Stored dataset items
* * *
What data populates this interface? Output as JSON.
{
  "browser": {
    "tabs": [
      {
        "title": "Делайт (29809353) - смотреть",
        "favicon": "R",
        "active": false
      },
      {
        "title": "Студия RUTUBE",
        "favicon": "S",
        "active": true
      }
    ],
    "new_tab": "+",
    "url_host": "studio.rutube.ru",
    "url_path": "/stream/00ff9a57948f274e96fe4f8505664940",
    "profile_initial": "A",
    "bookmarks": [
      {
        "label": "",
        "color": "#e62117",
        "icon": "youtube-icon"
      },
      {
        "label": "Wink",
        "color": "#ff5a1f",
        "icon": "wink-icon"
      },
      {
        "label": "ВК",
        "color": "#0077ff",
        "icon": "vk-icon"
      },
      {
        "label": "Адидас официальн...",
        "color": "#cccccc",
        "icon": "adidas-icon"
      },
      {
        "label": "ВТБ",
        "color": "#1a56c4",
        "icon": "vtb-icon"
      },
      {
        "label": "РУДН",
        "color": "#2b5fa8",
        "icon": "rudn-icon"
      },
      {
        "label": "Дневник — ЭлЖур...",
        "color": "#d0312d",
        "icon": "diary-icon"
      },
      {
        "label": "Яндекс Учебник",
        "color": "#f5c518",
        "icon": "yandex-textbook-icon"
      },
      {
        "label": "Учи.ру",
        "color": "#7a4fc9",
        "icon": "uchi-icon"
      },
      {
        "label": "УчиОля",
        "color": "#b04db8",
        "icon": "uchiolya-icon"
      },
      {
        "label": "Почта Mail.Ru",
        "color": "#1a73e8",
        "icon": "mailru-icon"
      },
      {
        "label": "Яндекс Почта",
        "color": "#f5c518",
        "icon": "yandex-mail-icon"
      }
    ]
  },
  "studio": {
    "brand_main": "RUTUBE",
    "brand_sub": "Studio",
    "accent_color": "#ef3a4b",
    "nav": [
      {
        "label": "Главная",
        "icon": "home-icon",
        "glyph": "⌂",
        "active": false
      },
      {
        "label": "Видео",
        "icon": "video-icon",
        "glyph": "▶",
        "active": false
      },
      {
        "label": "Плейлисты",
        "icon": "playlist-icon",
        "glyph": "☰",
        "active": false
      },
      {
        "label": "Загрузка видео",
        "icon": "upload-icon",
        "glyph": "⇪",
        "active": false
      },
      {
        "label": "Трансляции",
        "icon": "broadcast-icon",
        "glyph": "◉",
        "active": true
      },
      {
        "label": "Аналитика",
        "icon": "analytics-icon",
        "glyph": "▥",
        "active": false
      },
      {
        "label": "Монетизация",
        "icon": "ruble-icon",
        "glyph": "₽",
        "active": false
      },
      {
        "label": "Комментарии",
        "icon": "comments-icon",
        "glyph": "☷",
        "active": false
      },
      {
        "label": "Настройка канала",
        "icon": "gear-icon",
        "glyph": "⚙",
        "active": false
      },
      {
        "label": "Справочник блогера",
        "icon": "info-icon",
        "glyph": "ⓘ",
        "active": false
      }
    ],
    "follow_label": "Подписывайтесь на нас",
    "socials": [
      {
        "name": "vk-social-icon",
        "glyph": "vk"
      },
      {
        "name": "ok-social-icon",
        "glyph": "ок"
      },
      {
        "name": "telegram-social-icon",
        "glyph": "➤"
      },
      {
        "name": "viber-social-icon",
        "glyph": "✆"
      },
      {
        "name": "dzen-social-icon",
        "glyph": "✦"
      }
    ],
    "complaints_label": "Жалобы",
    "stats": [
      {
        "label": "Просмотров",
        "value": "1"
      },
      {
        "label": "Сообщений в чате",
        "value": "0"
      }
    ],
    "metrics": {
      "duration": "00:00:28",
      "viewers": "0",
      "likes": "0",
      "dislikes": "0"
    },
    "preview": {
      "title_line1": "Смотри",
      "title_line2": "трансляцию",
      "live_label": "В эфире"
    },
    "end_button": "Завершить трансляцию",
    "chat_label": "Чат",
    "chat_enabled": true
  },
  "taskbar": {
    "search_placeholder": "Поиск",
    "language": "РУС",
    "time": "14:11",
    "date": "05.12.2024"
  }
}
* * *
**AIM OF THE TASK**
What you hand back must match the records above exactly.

**PROBLEM SOLUTION**
What data populates this interface? Output as JSON.
{
  "browser": {
    "tabs": [
      {
        "title": "Делайт (29809353) - смотреть",
        "favicon": "R",
        "active": false
      },
      {
        "title": "Студия RUTUBE",
        "favicon": "S",
        "active": true
      }
    ],
    "new_tab": "+",
    "url_host": "studio.rutube.ru",
    "url_path": "/stream/00ff9a57948f274e96fe4f8505664940",
    "profile_initial": "A",
    "bookmarks": [
      {
        "label": "",
        "color": "#e62117",
        "icon": "youtube-icon"
      },
      {
        "label": "Wink",
        "color": "#ff5a1f",
        "icon": "wink-icon"
      },
      {
        "label": "ВК",
        "color": "#0077ff",
        "icon": "vk-icon"
      },
      {
        "label": "Адидас официальн...",
        "color": "#cccccc",
        "icon": "adidas-icon"
      },
      {
        "label": "ВТБ",
        "color": "#1a56c4",
        "icon": "vtb-icon"
      },
      {
        "label": "РУДН",
        "color": "#2b5fa8",
        "icon": "rudn-icon"
      },
      {
        "label": "Дневник — ЭлЖур...",
        "color": "#d0312d",
        "icon": "diary-icon"
      },
      {
        "label": "Яндекс Учебник",
        "color": "#f5c518",
        "icon": "yandex-textbook-icon"
      },
      {
        "label": "Учи.ру",
        "color": "#7a4fc9",
        "icon": "uchi-icon"
      },
      {
        "label": "УчиОля",
        "color": "#b04db8",
        "icon": "uchiolya-icon"
      },
      {
        "label": "Почта Mail.Ru",
        "color": "#1a73e8",
        "icon": "mailru-icon"
      },
      {
        "label": "Яндекс Почта",
        "color": "#f5c518",
        "icon": "yandex-mail-icon"
      }
    ]
  },
  "studio": {
    "brand_main": "RUTUBE",
    "brand_sub": "Studio",
    "accent_color": "#ef3a4b",
    "nav": [
      {
        "label": "Главная",
        "icon": "home-icon",
        "glyph": "⌂",
        "active": false
      },
      {
        "label": "Видео",
        "icon": "video-icon",
        "glyph": "▶",
        "active": false
      },
      {
        "label": "Плейлисты",
        "icon": "playlist-icon",
        "glyph": "☰",
        "active": false
      },
      {
        "label": "Загрузка видео",
        "icon": "upload-icon",
        "glyph": "⇪",
        "active": false
      },
      {
        "label": "Трансляции",
        "icon": "broadcast-icon",
        "glyph": "◉",
        "active": true
      },
      {
        "label": "Аналитика",
        "icon": "analytics-icon",
        "glyph": "▥",
        "active": false
      },
      {
        "label": "Монетизация",
        "icon": "ruble-icon",
        "glyph": "₽",
        "active": false
      },
      {
        "label": "Комментарии",
        "icon": "comments-icon",
        "glyph": "☷",
        "active": false
      },
      {
        "label": "Настройка канала",
        "icon": "gear-icon",
        "glyph": "⚙",
        "active": false
      },
      {
        "label": "Справочник блогера",
        "icon": "info-icon",
        "glyph": "ⓘ",
        "active": false
      }
    ],
    "follow_label": "Подписывайтесь на нас",
    "socials": [
      {
        "name": "vk-social-icon",
        "glyph": "vk"
      },
      {
        "name": "ok-social-icon",
        "glyph": "ок"
      },
      {
        "name": "telegram-social-icon",
        "glyph": "➤"
      },
      {
        "name": "viber-social-icon",
        "glyph": "✆"
      },
      {
        "name": "dzen-social-icon",
        "glyph": "✦"
      }
    ],
    "complaints_label": "Жалобы",
    "stats": [
      {
        "label": "Просмотров",
        "value": "1"
      },
      {
        "label": "Сообщений в чате",
        "value": "0"
      }
    ],
    "metrics": {
      "duration": "00:00:28",
      "viewers": "0",
      "likes": "0",
      "dislikes": "0"
    },
    "preview": {
      "title_line1": "Смотри",
      "title_line2": "трансляцию",
      "live_label": "В эфире"
    },
    "end_button": "Завершить трансляцию",
    "chat_label": "Чат",
    "chat_enabled": true
  },
  "taskbar": {
    "search_placeholder": "Поиск",
    "language": "РУС",
    "time": "14:11",
    "date": "05.12.2024"
  }
}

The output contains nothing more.